Excerpts from an interface dataset
'''
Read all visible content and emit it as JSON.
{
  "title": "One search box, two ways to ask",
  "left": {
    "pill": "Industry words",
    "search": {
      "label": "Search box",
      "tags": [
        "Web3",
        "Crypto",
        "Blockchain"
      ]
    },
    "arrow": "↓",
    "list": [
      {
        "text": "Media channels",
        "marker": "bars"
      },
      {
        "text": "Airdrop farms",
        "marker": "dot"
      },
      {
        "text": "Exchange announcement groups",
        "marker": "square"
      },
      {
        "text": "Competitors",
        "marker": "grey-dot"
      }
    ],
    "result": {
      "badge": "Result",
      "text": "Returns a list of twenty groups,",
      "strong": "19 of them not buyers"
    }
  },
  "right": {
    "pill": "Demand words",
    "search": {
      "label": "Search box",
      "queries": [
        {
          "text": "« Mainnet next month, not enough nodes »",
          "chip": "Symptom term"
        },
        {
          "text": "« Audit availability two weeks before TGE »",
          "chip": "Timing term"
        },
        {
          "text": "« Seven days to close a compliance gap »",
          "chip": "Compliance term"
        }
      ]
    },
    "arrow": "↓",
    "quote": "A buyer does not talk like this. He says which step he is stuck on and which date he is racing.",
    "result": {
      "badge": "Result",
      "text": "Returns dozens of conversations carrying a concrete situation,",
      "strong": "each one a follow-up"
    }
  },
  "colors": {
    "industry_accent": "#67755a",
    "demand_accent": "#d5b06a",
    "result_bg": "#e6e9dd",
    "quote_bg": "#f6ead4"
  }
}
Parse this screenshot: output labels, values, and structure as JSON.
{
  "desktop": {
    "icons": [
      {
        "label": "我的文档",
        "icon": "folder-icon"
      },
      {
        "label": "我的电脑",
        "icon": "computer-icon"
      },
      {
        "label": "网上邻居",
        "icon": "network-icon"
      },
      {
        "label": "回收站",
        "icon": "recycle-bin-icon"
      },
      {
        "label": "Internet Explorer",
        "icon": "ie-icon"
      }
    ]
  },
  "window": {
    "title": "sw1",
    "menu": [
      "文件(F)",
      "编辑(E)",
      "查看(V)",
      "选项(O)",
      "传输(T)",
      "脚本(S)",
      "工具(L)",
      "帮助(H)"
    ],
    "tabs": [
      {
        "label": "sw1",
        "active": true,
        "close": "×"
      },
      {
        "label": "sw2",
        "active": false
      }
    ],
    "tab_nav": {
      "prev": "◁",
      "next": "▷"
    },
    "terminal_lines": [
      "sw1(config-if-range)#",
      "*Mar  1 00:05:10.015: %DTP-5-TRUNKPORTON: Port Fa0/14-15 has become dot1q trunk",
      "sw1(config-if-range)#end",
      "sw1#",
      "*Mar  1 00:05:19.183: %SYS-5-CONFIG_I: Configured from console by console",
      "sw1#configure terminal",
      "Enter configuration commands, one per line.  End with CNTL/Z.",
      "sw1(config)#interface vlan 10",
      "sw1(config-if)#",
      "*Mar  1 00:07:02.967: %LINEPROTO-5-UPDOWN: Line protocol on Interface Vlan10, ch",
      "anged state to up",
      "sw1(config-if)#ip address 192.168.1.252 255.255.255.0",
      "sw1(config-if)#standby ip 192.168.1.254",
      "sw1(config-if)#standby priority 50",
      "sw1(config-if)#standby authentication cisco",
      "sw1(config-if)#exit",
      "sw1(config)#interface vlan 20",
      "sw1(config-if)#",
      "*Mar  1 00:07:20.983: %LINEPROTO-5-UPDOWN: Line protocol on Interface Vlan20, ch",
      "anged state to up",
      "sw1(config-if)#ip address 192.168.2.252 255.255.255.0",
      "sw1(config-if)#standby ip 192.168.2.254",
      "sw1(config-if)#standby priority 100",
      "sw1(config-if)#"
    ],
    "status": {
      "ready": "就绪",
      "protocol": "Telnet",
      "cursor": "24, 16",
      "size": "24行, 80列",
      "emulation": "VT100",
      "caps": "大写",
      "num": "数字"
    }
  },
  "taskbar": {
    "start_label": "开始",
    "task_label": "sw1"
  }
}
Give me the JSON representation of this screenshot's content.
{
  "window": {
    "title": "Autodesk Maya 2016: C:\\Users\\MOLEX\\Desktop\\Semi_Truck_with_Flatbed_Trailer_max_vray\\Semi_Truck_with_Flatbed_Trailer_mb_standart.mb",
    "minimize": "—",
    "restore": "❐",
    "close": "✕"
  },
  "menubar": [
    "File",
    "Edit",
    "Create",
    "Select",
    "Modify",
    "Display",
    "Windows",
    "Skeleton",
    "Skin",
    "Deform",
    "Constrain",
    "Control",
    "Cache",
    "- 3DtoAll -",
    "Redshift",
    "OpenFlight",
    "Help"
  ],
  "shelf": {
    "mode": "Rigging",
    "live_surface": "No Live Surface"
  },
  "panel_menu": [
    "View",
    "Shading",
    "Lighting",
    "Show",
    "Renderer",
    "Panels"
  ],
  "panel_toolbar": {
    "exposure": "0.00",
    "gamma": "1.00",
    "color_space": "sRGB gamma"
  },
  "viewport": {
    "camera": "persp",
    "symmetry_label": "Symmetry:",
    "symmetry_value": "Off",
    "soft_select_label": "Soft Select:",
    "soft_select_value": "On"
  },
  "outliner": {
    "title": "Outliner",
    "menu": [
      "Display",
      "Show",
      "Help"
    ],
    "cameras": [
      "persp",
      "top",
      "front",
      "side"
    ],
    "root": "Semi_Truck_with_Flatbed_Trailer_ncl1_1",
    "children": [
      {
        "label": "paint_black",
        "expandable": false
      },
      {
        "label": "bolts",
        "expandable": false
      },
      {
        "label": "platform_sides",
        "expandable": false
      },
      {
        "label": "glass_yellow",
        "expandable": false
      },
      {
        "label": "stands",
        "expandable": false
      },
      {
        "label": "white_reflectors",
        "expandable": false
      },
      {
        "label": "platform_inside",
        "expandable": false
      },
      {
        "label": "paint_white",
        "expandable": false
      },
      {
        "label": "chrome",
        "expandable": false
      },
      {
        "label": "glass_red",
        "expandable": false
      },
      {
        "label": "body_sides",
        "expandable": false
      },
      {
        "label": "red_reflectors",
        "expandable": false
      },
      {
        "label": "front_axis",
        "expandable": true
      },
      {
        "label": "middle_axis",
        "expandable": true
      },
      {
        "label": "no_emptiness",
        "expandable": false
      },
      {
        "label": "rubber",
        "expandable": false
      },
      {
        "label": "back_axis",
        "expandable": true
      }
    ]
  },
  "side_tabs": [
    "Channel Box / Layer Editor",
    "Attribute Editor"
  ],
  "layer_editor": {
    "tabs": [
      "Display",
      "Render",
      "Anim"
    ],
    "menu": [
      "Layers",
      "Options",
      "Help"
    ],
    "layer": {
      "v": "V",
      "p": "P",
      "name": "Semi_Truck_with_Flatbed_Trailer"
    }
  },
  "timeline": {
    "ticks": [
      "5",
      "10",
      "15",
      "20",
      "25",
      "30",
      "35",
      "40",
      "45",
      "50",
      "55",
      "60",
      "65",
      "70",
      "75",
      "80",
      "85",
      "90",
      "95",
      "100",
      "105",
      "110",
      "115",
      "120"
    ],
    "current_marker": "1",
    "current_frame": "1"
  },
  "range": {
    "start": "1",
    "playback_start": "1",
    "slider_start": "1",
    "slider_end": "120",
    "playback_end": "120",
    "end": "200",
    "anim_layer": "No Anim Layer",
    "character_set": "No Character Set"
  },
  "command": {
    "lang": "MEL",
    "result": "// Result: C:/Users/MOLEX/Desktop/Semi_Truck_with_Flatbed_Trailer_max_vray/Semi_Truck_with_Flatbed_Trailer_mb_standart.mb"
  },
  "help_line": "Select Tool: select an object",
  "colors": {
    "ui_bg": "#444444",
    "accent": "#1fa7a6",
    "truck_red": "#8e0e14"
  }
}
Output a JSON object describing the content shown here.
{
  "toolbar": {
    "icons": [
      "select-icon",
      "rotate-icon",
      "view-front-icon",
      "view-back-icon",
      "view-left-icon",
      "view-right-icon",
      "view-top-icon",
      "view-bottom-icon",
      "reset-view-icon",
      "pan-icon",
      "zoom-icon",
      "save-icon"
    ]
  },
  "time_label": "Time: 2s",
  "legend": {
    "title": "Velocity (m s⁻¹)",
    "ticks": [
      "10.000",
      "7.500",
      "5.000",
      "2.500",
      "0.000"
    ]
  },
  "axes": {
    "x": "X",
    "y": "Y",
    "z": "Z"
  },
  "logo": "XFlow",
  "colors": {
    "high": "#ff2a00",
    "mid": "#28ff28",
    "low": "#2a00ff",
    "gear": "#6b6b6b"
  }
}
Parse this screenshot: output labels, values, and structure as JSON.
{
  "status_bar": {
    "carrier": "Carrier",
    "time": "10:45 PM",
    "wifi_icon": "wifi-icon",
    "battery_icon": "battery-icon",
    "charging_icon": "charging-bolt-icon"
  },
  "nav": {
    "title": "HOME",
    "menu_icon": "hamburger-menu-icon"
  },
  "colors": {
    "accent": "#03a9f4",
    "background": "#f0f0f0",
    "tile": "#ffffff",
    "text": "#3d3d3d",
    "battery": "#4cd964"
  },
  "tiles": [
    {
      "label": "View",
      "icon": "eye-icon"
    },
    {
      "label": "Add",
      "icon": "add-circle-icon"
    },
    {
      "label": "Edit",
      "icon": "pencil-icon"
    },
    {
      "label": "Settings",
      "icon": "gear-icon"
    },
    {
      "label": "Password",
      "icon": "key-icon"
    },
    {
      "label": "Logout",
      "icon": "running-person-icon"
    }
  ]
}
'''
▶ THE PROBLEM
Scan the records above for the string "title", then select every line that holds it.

▶ SOLUTION TO THIS PROBLEM
  "title": "One search box, two ways to ask",
    "title": "sw1",
    "title": "Autodesk Maya 2016: C:\\Users\\MOLEX\\Desktop\\Semi_Truck_with_Flatbed_Trailer_max_vray\\Semi_Truck_with_Flatbed_Trailer_mb_standart.mb",
    "title": "Outliner",
    "title": "Velocity (m s⁻¹)",
    "title": "HOME",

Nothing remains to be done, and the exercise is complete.